The Secret To Reliable Recipes
“If there’s a recipe in there, I’ve tested it.”
Robbie Washington has been the recipe tester for Edible Cleveland since the first issue debuted in Spring 2012. Robbie tests all of the recipes—12 to 15 for each issue—over and above his daily duties as executive chef at the Tinkham Veale University Center at Case Western Reserve University. Though Robbie is a trained chef, he puts himself in the mindset of the everyday home cook when he’s testing.
“I check the ingredients, the measurements, and all the steps,” he explains. “A professional chef will view recipes like a blank canvas. We’re trained to improvise and make adjustments. The typical home cook is going to stick with the recipes and follow directions to the letter.”
His no-nonsense, pragmatic approach is what you want in a recipe tester. By replicating a recipe to the letter, he determines if it is too complicated, or if it might not present well. He likes to work weekends when the kitchen is quiet, and he takes notes as he goes through each step. He interprets what he can, and fills in the blanks so the recipe is viable. It doesn’t matter if he’s made the dish before. His intuition will fill the gap—mostly.
Over the years, he has encountered recipes that need a little work, and some that just don’t work. Chefs aren’t the best at writing down all the details, he says. They have a knack for memorizing, adapting, and improvising.
Robbie also knows that most of us want our finished dish to look just as it does in the magazine. So as he’s testing, he keeps the visual look of the completed dish in mind. It’s one thing to see a beautifully photographed dish in the pages of a magazine. Replicating it at home is entirely different. And while he can’t guarantee a reader’s efforts will look like the picture, he believes that it should be attainable. “Before I actually start to prepare it, I see the end result in my head,” he says. “A lot of planning goes into how something looks on the plate. It has to look good. We eat with our eyes.”
The origins of Robbie’s love of cooking can be traced back to his grandmother. “I always paid attention to what my grandma was doing. We’d have 15 people in the house for meals,” he says.
Robbie has spent 35 years in the culinary industry, the last nine with Bon Appétit Management Company, a national foodservice company that serves the CWRU campus and other institutions, such as the Cleveland Museum of Art and the Cleveland Botanical Garden. He conveys a masterful command of his kitchen. He plans menus, oversees purchasing, and keeps a close eye on the environmental footprint of the whole operation.
Bon Appétit has been recognized for its waste reduction efforts. Frontline culinary pros like Robbie evaluate how they can run leaner and more sustainably, using a computer program called ValuWaste, which weighs, logs, and monitors food waste.
“Our partnership with Bon Appétit is a reflection of our commitment to sustainable operations. Working with them allows us to live our values,” explains Noelle Celeste, Edible Cleveland’s publisher. “We get recipes from so many different people every season, so having Robbie on the team helps ensure we’re providing our readers with the best recipe possible, particularly for those who enjoy trying new recipes they find in each issue.”

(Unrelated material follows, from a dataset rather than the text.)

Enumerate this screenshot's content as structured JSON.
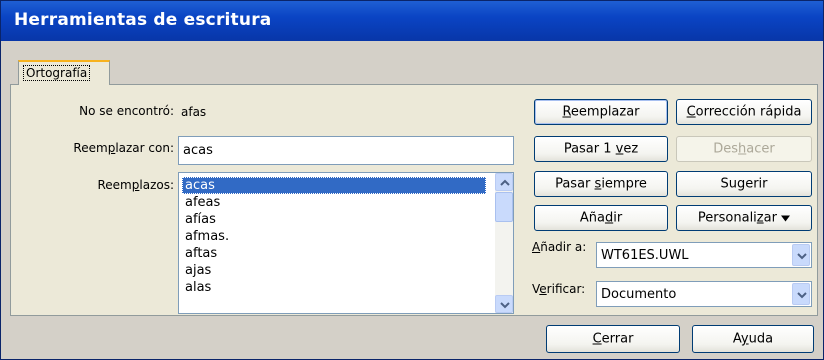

Like most chefs, Robbie’s downtime doesn’t involve elaborate cooking. In fact, he’s more likely to enjoy a hot dog or a bologna sandwich on his off days. He saves his A-game for the 1,500 students, faculty, and guests for whom he and his team make everything from scratch, sourcing as locally as possible, and catering to a variety of special diets and cultural preferences, for three mealtimes a day.
“We’re really bringing our guests the best from farm to campus, and from kitchen to the table,” Robbie says. “Edible Cleveland stands for things that are local, and so does Bon Appétit.”